Saturday came and the only thing we could think about was how hungry we were (didn't help that Amanda's stomach was talking - to all of us).  We made our way downtown and decided on Korean food for lunch, we were all craving rice - is that weird? Maybe it's the fact that I haven't had school lunch for the past two weeks so i've been lacking.  After lunch the next stop was Daiso (Korean dollar store) and then coffee.  I'm happy to say I found my new favorite coffee shop - down side is that it's all the way in Gyeonju, hmm might be a problem (and they're closed on Sundays-lame).  What was so cool you ask? They had puzzles!  We spent enough time there to complete two puzzles as well as time to sit and chat, upon which we remembered our plans to visit the cat cafe.  Yeah you heard me.

So, from one coffee shop to another we made our way back to the bar area? (not sure on my Gyeongju neighborhoods) and entered an alternate reality.  If you know me you also know that I don't like cats, but there I was, sitting drinking a coffee surrounded by them.  I guess they were kind of cute, but if I could've had a dog or puppy to play with instead I would've swapped in a heartbeat.  These things are all over Korea though, you pay 7,000 or 8,000 won (drink included) and can hang out with their cats. Hmm, not sure i'll be going back anytime soon but it was worth the experience.

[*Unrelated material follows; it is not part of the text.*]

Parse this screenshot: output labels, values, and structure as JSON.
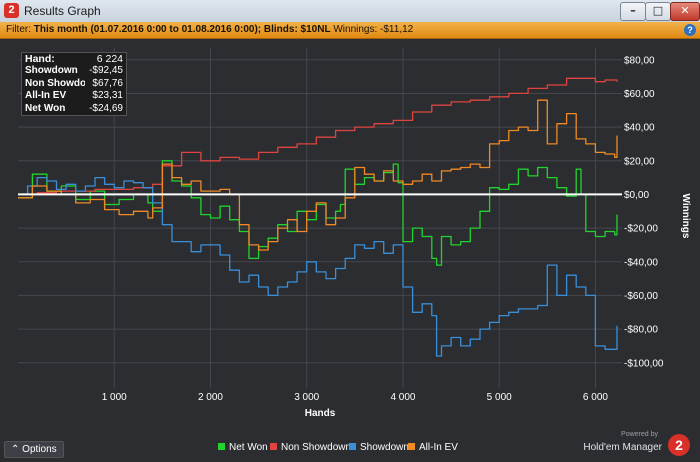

It seems that Amanda, Sara and I are always after a good cafe adventure when in Gyenonju together. The first time I visited it was the awesome cafe with racist dogs and astronaut lights, now puzzles and cats - I can't wait to see what's next. 

That night we had a first in Korea - mexican night! We recently discovered that Homplus-uh carries a variety of mexican products.  Ryan (hailing from Texas) and the rest of us had been feeling quite deprived from the delicacies of mexican food so we decided to take it upon ourself and whip something up.  We went with chicken quesadillas and home made guacamole, success!!  The rest of the night we took it easy and watched the olympics - not quite the same as being back home.  Here you get the choice of Judo, Archery, Shooting, Judo, Fencing, maybe some handball oh and swimming, but only if Park Taewon is in the event.  Either way it was a good time and thankfully since then I discovered a website where I can check out the US version - just in time to catch the women's gymnastics dominate!

Well once again the weekend is upon me and my plans are a bit up in the air.  As I sit here in an airconditioned cafe i'm hoping something will magically materialize, guess you'll have to check back to find out. ***Delay in the post due to my pictures being stuck on my camera - I did make it to Ulsan this weekend, there'll be a post about it so go read that** Although it might be a while, in less than a week i'll be in the midst of my Taiwan tour, here's to hoping all goes well!